From BJC Staff Reports

More than 4,000 faith leaders from all 50 states are calling on Congress to keep the “Johnson Amendment,” the part of the tax code that protects houses of worship and other tax-exempt 501(c)(3) organizations from being pressured by politicians for endorsements. The law, which has broad support, has been attacked by some in Washington.

The faith leaders — spanning all major religions — signed a letter explaining how the current law ensures their continued independent voice, protecting houses of worship from becoming centers of partisan politics or cogs in the political machine.

More than 1,000 Baptists signed the letter, which was organized by the Baptist Joint Committee for Religious Liberty and Americans United for Separation of Church and State, along with several religious groups, including the Religious Action Center of Reform Judaism, Franciscan Action Network and Interfaith Alliance.

“We have heard an outcry from faith leaders across the country about changing the tax law to encourage churches to issue campaign endorsements,” said BJC Executive Director Amanda Tyler. “They are concerned that weakening the ‘Johnson Amendment’ would divide their communities and distract from their mission. In response, we worked with other groups to create this platform for leaders to lift their individual voices.”

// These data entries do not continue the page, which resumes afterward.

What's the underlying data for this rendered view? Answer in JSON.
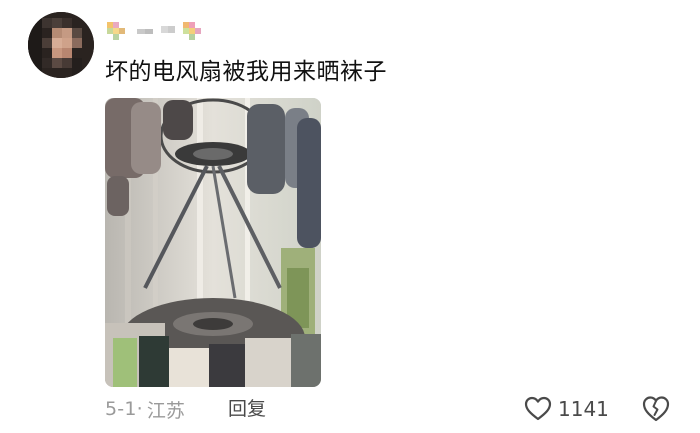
{
  "comment": {
    "text": "坏的电风扇被我用来晒袜子",
    "date": "5-1·",
    "location": "江苏",
    "reply_label": "回复",
    "like_count": "1141",
    "avatar_icon": "blurred-avatar-icon",
    "username_icon": "pixelated-username-icon",
    "like_icon": "heart-outline-icon",
    "dislike_icon": "broken-heart-icon"
  },
  "colors": {
    "text": "#111111",
    "meta": "#9a9a9a",
    "action": "#4a4a4a"
  }
}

This letter, delivered to Congress August 16, joins a similar effort from 99 national and state religious groups in April that asked Congress to keep the current law, as well as a letter from more than 5,000 nonprofit organizations also calling on lawmakers to leave the Johnson Amendment intact.

“Changing the law to repeal or weaken the ‘Johnson Amendment’ — the section of the tax code that prevents tax-exempt nonprofit organizations from endorsing or opposing candidates — would harm houses of worship, which are not identified or divided by partisan lines,” the letter states. “Particularly in today’s political climate, engaging in partisan politics and issuing endorsements would be highly divisive and have a detrimental impact on congregational unity and civil discourse.”

It’s not too late to join the movement and sign the letter. “This effort is ongoing, and I encourage clergy and lay leaders to join these 4,000 early adopters in sending a strong message to Congress,” Tyler said.
Sign your name at, and read what many Baptist signers had to say at The letter is also available in Spanish on the website at

From the September/October 2017 edition of  Report from the Capital. You can also read the digital version of the magazine or view it as a PDF.